» **Task prompt**
Go through the lines below. Copy those with "icon".

Data about app and page elements:
_ _ _ _

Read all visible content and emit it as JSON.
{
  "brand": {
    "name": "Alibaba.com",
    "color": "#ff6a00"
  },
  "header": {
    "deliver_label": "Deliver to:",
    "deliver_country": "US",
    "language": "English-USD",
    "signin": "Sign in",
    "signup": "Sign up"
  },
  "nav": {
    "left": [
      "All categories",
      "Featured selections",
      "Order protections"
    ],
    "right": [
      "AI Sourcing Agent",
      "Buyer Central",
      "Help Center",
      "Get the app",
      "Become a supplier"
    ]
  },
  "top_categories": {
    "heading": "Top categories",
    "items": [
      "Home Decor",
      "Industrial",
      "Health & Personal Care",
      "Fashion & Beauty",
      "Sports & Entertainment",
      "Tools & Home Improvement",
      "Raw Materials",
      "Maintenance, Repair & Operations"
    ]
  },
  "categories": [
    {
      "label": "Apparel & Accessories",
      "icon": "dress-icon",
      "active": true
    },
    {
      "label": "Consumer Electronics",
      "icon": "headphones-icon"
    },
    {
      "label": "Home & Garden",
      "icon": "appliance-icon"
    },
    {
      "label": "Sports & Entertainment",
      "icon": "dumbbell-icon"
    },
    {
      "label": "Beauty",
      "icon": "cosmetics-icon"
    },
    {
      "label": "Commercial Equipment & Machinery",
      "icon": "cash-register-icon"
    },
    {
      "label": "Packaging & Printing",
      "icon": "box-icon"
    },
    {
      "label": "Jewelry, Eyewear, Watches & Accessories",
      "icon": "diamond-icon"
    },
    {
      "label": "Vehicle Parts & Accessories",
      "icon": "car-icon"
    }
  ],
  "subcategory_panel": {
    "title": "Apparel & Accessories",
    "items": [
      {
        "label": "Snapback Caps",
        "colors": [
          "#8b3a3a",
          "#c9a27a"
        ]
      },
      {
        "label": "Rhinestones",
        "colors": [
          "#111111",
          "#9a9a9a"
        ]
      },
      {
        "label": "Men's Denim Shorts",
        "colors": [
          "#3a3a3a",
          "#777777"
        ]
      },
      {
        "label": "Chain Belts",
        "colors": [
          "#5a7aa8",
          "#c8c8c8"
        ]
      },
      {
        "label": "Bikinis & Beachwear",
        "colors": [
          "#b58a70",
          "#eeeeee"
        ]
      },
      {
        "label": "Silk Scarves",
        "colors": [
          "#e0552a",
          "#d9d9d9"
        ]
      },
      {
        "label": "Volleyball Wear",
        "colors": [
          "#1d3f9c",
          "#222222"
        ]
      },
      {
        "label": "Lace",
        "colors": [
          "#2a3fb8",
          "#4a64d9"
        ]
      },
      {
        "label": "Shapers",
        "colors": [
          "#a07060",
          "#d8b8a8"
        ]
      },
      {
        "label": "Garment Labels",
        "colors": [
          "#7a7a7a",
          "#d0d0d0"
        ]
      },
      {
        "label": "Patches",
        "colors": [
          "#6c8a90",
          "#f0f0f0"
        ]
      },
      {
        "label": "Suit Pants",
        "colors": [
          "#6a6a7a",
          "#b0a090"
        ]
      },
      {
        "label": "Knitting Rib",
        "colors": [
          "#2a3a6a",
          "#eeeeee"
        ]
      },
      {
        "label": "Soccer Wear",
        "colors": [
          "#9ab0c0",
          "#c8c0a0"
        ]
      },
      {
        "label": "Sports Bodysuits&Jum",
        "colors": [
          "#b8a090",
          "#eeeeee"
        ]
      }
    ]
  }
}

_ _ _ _

» **Task answer**
      "icon": "dress-icon",
      "icon": "headphones-icon"
      "icon": "appliance-icon"
      "icon": "dumbbell-icon"
      "icon": "cosmetics-icon"
      "icon": "cash-register-icon"
      "icon": "box-icon"
      "icon": "diamond-icon"
      "icon": "car-icon"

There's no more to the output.